◆ **Required action**:
Start at the top of the records below and copy them exactly to the end.

◆ **Supplied records**:
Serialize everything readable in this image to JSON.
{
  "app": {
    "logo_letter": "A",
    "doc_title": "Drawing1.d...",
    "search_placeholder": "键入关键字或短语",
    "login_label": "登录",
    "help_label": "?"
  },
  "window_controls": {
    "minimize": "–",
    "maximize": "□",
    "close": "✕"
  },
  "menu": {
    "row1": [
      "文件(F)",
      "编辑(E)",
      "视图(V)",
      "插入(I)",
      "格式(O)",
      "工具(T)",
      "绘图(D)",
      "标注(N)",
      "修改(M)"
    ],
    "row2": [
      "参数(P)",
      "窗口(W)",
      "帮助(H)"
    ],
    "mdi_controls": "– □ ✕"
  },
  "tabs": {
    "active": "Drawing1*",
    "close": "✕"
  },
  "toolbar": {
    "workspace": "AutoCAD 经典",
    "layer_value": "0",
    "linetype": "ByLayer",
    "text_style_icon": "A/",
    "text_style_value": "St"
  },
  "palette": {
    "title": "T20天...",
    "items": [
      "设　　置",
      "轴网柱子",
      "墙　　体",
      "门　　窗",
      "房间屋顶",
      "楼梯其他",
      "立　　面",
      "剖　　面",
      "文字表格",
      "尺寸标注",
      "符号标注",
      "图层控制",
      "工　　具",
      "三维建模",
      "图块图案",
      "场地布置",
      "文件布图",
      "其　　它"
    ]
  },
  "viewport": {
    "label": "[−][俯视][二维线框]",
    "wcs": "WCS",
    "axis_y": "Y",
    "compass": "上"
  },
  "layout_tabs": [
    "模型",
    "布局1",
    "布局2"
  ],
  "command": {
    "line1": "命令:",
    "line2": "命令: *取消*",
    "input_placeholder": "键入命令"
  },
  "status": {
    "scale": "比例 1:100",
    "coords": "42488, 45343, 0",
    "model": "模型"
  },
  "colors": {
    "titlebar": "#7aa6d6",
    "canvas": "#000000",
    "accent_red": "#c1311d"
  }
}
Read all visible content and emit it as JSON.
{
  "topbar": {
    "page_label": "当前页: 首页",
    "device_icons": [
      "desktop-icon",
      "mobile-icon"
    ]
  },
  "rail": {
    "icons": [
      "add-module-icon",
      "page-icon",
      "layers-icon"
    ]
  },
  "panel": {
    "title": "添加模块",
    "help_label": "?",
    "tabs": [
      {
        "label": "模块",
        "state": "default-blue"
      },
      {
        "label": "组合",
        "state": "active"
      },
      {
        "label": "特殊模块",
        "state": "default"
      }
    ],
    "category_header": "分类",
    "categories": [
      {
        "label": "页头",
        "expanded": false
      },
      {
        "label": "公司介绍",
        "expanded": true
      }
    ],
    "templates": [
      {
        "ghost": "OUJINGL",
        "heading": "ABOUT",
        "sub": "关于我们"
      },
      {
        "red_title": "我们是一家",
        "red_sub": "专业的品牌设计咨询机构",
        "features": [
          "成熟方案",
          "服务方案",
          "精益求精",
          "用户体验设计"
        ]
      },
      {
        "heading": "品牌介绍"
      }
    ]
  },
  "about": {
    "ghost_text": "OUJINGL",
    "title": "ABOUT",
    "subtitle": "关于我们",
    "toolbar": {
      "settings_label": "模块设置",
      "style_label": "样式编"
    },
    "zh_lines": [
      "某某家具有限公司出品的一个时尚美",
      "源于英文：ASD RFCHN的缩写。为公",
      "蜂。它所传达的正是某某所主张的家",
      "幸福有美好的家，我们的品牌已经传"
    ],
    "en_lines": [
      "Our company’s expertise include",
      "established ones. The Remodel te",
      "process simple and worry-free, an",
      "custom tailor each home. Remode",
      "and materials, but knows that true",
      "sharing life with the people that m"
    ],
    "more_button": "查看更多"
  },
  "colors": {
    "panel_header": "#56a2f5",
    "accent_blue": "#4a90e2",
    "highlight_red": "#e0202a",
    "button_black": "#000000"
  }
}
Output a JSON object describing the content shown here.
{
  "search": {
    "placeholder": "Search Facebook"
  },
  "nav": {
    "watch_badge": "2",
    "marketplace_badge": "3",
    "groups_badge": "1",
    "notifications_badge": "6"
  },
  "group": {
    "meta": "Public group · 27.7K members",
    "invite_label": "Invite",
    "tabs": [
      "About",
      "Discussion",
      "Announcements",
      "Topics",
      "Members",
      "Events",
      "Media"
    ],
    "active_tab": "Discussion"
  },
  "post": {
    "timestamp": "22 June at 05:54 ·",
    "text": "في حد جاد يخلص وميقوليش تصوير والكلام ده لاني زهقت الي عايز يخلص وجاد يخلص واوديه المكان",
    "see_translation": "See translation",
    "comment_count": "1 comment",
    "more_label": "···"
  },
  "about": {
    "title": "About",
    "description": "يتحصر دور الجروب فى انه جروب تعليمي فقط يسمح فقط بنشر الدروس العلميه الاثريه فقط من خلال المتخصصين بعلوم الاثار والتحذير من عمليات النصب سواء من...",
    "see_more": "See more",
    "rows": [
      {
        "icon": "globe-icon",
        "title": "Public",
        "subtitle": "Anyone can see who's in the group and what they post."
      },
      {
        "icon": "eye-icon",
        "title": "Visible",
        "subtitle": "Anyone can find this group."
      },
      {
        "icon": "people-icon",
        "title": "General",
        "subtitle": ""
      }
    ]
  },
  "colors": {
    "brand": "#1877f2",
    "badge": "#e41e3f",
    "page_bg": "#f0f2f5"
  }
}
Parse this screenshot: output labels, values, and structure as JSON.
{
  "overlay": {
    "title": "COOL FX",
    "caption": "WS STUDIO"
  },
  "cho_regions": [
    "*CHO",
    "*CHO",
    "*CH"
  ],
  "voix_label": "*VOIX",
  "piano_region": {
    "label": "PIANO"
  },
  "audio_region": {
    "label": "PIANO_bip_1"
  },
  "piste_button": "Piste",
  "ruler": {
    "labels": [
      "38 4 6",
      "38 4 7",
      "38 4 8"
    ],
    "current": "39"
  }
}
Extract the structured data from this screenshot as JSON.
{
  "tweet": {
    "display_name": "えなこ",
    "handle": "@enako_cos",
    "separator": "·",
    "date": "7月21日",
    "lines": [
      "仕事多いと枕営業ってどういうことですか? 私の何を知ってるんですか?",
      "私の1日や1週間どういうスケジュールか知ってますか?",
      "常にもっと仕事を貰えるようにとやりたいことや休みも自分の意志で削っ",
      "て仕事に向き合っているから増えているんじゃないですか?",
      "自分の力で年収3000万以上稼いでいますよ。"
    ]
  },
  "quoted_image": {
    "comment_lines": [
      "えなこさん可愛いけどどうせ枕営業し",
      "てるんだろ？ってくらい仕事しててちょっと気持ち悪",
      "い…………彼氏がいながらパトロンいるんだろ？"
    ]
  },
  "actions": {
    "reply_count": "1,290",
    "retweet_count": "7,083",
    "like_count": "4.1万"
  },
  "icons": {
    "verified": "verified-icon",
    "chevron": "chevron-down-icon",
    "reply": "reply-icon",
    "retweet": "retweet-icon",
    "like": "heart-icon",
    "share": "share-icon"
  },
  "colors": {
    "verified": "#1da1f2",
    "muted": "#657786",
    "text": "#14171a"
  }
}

◆ **Answer for the task**:
Serialize everything readable in this image to JSON.
{
  "app": {
    "logo_letter": "A",
    "doc_title": "Drawing1.d...",
    "search_placeholder": "键入关键字或短语",
    "login_label": "登录",
    "help_label": "?"
  },
  "window_controls": {
    "minimize": "–",
    "maximize": "□",
    "close": "✕"
  },
  "menu": {
    "row1": [
      "文件(F)",
      "编辑(E)",
      "视图(V)",
      "插入(I)",
      "格式(O)",
      "工具(T)",
      "绘图(D)",
      "标注(N)",
      "修改(M)"
    ],
    "row2": [
      "参数(P)",
      "窗口(W)",
      "帮助(H)"
    ],
    "mdi_controls": "– □ ✕"
  },
  "tabs": {
    "active": "Drawing1*",
    "close": "✕"
  },
  "toolbar": {
    "workspace": "AutoCAD 经典",
    "layer_value": "0",
    "linetype": "ByLayer",
    "text_style_icon": "A/",
    "text_style_value": "St"
  },
  "palette": {
    "title": "T20天...",
    "items": [
      "设　　置",
      "轴网柱子",
      "墙　　体",
      "门　　窗",
      "房间屋顶",
      "楼梯其他",
      "立　　面",
      "剖　　面",
      "文字表格",
      "尺寸标注",
      "符号标注",
      "图层控制",
      "工　　具",
      "三维建模",
      "图块图案",
      "场地布置",
      "文件布图",
      "其　　它"
    ]
  },
  "viewport": {
    "label": "[−][俯视][二维线框]",
    "wcs": "WCS",
    "axis_y": "Y",
    "compass": "上"
  },
  "layout_tabs": [
    "模型",
    "布局1",
    "布局2"
  ],
  "command": {
    "line1": "命令:",
    "line2": "命令: *取消*",
    "input_placeholder": "键入命令"
  },
  "status": {
    "scale": "比例 1:100",
    "coords": "42488, 45343, 0",
    "model": "模型"
  },
  "colors": {
    "titlebar": "#7aa6d6",
    "canvas": "#000000",
    "accent_red": "#c1311d"
  }
}
Read all visible content and emit it as JSON.
{
  "topbar": {
    "page_label": "当前页: 首页",
    "device_icons": [
      "desktop-icon",
      "mobile-icon"
    ]
  },
  "rail": {
    "icons": [
      "add-module-icon",
      "page-icon",
      "layers-icon"
    ]
  },
  "panel": {
    "title": "添加模块",
    "help_label": "?",
    "tabs": [
      {
        "label": "模块",
        "state": "default-blue"
      },
      {
        "label": "组合",
        "state": "active"
      },
      {
        "label": "特殊模块",
        "state": "default"
      }
    ],
    "category_header": "分类",
    "categories": [
      {
        "label": "页头",
        "expanded": false
      },
      {
        "label": "公司介绍",
        "expanded": true
      }
    ],
    "templates": [
      {
        "ghost": "OUJINGL",
        "heading": "ABOUT",
        "sub": "关于我们"
      },
      {
        "red_title": "我们是一家",
        "red_sub": "专业的品牌设计咨询机构",
        "features": [
          "成熟方案",
          "服务方案",
          "精益求精",
          "用户体验设计"
        ]
      },
      {
        "heading": "品牌介绍"
      }
    ]
  },
  "about": {
    "ghost_text": "OUJINGL",
    "title": "ABOUT",
    "subtitle": "关于我们",
    "toolbar": {
      "settings_label": "模块设置",
      "style_label": "样式编"
    },
    "zh_lines": [
      "某某家具有限公司出品的一个时尚美",
      "源于英文：ASD RFCHN的缩写。为公",
      "蜂。它所传达的正是某某所主张的家",
      "幸福有美好的家，我们的品牌已经传"
    ],
    "en_lines": [
      "Our company’s expertise include",
      "established ones. The Remodel te",
      "process simple and worry-free, an",
      "custom tailor each home. Remode",
      "and materials, but knows that true",
      "sharing life with the people that m"
    ],
    "more_button": "查看更多"
  },
  "colors": {
    "panel_header": "#56a2f5",
    "accent_blue": "#4a90e2",
    "highlight_red": "#e0202a",
    "button_black": "#000000"
  }
}
Output a JSON object describing the content shown here.
{
  "search": {
    "placeholder": "Search Facebook"
  },
  "nav": {
    "watch_badge": "2",
    "marketplace_badge": "3",
    "groups_badge": "1",
    "notifications_badge": "6"
  },
  "group": {
    "meta": "Public group · 27.7K members",
    "invite_label": "Invite",
    "tabs": [
      "About",
      "Discussion",
      "Announcements",
      "Topics",
      "Members",
      "Events",
      "Media"
    ],
    "active_tab": "Discussion"
  },
  "post": {
    "timestamp": "22 June at 05:54 ·",
    "text": "في حد جاد يخلص وميقوليش تصوير والكلام ده لاني زهقت الي عايز يخلص وجاد يخلص واوديه المكان",
    "see_translation": "See translation",
    "comment_count": "1 comment",
    "more_label": "···"
  },
  "about": {
    "title": "About",
    "description": "يتحصر دور الجروب فى انه جروب تعليمي فقط يسمح فقط بنشر الدروس العلميه الاثريه فقط من خلال المتخصصين بعلوم الاثار والتحذير من عمليات النصب سواء من...",
    "see_more": "See more",
    "rows": [
      {
        "icon": "globe-icon",
        "title": "Public",
        "subtitle": "Anyone can see who's in the group and what they post."
      },
      {
        "icon": "eye-icon",
        "title": "Visible",
        "subtitle": "Anyone can find this group."
      },
      {
        "icon": "people-icon",
        "title": "General",
        "subtitle": ""
      }
    ]
  },
  "colors": {
    "brand": "#1877f2",
    "badge": "#e41e3f",
    "page_bg": "#f0f2f5"
  }
}
Parse this screenshot: output labels, values, and structure as JSON.
{
  "overlay": {
    "title": "COOL FX",
    "caption": "WS STUDIO"
  },
  "cho_regions": [
    "*CHO",
    "*CHO",
    "*CH"
  ],
  "voix_label": "*VOIX",
  "piano_region": {
    "label": "PIANO"
  },
  "audio_region": {
    "label": "PIANO_bip_1"
  },
  "piste_button": "Piste",
  "ruler": {
    "labels": [
      "38 4 6",
      "38 4 7",
      "38 4 8"
    ],
    "current": "39"
  }
}
Extract the structured data from this screenshot as JSON.
{
  "tweet": {
    "display_name": "えなこ",
    "handle": "@enako_cos",
    "separator": "·",
    "date": "7月21日",
    "lines": [
      "仕事多いと枕営業ってどういうことですか? 私の何を知ってるんですか?",
      "私の1日や1週間どういうスケジュールか知ってますか?",
      "常にもっと仕事を貰えるようにとやりたいことや休みも自分の意志で削っ",
      "て仕事に向き合っているから増えているんじゃないですか?",
      "自分の力で年収3000万以上稼いでいますよ。"
    ]
  },
  "quoted_image": {
    "comment_lines": [
      "えなこさん可愛いけどどうせ枕営業し",
      "てるんだろ？ってくらい仕事しててちょっと気持ち悪",
      "い…………彼氏がいながらパトロンいるんだろ？"
    ]
  },
  "actions": {
    "reply_count": "1,290",
    "retweet_count": "7,083",
    "like_count": "4.1万"
  },
  "icons": {
    "verified": "verified-icon",
    "chevron": "chevron-down-icon",
    "reply": "reply-icon",
    "retweet": "retweet-icon",
    "like": "heart-icon",
    "share": "share-icon"
  },
  "colors": {
    "verified": "#1da1f2",
    "muted": "#657786",
    "text": "#14171a"
  }
}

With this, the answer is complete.